Edith Clarke 1883 – 1959, born in a small farming community in Maryland on 10 February 1883, went to Vassar College to study mathematics and astronomy and graduated in 1908 with Phi Beta Kappa honors. Subsequently, she taught mathematics at a private girls’ school in San Francisco, and then at Marshall College in Huntington, WV. In the fall of 1911, Edith enrolled as a civil engineering student at the University of Wisconsin. At the end of her first year, she took a summer job as a “Computer Assistant” to AT&T research engineer Dr. George Campbell and was so interested in her work that she stayed on at AT&T to train and direct a group of (human) “computers.”
Clarke wrote and published a great deal. She wrote many, many useful papers pertaining to power distribution and synchronous machines and a comprehensive EE textbook for engineering schools and colleges. She also received two patents related to electrical power transmission.

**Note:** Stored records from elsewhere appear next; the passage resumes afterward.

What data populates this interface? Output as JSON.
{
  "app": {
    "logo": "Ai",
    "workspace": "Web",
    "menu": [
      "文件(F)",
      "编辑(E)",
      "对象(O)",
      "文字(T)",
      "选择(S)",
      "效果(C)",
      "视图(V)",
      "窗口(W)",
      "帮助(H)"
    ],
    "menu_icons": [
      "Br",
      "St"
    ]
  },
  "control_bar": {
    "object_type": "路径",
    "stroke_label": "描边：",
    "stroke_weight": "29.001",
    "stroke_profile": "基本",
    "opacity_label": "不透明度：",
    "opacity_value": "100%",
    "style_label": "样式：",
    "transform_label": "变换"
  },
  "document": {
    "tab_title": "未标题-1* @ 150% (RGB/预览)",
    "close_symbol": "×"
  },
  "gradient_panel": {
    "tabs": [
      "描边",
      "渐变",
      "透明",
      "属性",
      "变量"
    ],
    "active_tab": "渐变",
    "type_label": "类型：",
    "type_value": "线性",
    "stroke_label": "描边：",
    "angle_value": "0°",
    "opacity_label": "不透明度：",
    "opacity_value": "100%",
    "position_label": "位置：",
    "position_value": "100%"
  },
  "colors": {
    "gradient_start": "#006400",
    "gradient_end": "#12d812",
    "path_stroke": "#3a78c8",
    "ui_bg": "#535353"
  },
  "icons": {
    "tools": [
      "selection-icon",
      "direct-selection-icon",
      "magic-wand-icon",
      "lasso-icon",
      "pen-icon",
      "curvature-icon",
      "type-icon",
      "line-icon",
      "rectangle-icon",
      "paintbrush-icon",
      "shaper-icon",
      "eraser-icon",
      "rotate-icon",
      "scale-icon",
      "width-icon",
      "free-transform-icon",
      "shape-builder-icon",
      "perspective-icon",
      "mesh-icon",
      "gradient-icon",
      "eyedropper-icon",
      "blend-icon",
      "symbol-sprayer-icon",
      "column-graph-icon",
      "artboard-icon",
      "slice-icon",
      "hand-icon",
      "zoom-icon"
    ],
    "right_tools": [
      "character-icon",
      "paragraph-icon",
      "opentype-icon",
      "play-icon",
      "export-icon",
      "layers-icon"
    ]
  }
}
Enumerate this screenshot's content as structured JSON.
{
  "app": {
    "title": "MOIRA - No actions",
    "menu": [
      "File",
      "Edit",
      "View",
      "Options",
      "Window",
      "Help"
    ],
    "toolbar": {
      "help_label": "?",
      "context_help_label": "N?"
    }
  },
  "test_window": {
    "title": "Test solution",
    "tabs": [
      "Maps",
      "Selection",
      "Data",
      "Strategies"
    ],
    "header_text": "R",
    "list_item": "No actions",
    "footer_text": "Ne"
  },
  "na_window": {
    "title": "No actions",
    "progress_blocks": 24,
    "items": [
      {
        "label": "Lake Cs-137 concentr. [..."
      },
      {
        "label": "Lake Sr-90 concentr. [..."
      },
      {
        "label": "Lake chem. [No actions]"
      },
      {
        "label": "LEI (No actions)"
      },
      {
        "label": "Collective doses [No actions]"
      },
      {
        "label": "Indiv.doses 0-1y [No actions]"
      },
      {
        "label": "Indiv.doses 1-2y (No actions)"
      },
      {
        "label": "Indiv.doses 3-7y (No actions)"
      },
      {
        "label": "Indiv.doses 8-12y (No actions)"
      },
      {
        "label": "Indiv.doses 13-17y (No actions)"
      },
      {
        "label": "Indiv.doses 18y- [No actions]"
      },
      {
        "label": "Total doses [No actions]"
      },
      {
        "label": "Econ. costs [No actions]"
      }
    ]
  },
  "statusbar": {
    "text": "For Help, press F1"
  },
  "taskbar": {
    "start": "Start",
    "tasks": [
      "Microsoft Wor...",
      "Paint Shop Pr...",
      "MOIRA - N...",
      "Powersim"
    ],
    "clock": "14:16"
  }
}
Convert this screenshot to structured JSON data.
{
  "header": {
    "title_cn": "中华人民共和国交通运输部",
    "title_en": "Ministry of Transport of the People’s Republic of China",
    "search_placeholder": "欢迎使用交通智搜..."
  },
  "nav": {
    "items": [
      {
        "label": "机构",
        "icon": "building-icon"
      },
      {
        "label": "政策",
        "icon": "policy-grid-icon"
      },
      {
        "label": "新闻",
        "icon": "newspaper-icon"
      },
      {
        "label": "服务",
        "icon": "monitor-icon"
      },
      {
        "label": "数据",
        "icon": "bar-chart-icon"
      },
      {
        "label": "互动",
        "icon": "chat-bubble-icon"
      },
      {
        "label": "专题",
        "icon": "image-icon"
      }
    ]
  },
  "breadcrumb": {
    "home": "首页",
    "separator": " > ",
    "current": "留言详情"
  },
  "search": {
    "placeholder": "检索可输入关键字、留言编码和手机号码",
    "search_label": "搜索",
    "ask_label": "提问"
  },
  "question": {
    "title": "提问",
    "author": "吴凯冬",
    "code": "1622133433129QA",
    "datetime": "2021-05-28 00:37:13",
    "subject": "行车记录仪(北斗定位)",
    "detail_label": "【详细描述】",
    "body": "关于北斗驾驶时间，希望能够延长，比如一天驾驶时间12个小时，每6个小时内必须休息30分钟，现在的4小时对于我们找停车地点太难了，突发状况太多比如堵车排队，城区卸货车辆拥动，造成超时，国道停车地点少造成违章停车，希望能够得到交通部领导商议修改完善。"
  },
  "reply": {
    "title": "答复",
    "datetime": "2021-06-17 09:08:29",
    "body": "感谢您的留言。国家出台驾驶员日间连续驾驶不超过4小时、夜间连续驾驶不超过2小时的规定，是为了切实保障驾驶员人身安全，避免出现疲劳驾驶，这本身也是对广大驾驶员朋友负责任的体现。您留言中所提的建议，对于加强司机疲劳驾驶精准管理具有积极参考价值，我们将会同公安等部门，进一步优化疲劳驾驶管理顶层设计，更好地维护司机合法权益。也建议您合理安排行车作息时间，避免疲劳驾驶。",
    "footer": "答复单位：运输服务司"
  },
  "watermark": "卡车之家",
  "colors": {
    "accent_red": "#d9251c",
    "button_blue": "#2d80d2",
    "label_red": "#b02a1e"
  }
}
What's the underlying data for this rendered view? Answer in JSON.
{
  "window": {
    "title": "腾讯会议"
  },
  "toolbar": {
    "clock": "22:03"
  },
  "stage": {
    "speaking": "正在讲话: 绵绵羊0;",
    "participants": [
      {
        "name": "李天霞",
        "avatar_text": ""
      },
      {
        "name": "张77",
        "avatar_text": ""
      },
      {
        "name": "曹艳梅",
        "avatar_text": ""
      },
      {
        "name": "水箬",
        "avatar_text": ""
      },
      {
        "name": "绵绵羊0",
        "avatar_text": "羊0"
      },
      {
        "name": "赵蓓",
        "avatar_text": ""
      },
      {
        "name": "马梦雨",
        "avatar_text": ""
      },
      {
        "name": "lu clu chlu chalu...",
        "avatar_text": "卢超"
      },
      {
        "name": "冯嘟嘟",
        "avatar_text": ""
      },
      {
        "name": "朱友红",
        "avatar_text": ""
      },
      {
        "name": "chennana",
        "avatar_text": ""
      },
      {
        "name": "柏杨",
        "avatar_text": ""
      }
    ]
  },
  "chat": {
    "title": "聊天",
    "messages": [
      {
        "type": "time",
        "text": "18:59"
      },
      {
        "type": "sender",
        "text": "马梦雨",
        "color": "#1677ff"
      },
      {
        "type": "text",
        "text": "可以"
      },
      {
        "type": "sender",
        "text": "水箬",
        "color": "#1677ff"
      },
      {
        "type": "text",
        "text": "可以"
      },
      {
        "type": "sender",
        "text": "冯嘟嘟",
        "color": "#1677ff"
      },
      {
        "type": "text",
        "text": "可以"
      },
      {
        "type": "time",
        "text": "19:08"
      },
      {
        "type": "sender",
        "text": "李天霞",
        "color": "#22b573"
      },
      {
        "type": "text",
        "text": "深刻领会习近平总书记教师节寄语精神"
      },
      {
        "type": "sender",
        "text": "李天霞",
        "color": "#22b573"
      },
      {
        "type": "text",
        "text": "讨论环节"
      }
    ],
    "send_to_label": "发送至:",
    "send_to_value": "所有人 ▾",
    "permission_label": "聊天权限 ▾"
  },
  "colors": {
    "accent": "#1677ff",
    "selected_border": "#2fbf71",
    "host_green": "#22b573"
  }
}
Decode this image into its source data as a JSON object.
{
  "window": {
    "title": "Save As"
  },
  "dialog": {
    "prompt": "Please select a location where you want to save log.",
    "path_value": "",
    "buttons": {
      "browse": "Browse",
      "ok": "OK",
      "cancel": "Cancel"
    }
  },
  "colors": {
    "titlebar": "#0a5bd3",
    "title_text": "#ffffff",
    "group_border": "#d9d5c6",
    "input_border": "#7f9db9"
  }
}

In 1947 Clarke left GE after 26 years to teach electrical engineering at the University of Texas, Austin, where she became the first female EE professor in the US and worked there until retirement in 1956. She became the first woman to be elected a fellow of the American Institute of Electrical Engineers (which became the Institute of Electrical and Electronic Engineers, IEEE). In 1954, she received a lifetime Achievement Award from the Society of Women Engineers. The Award cited her contributions to the field in the form of her simplifying charts and her work in system instability.
Edith Clarke died five years later, on October 29, 1959 in Olney, Maryland.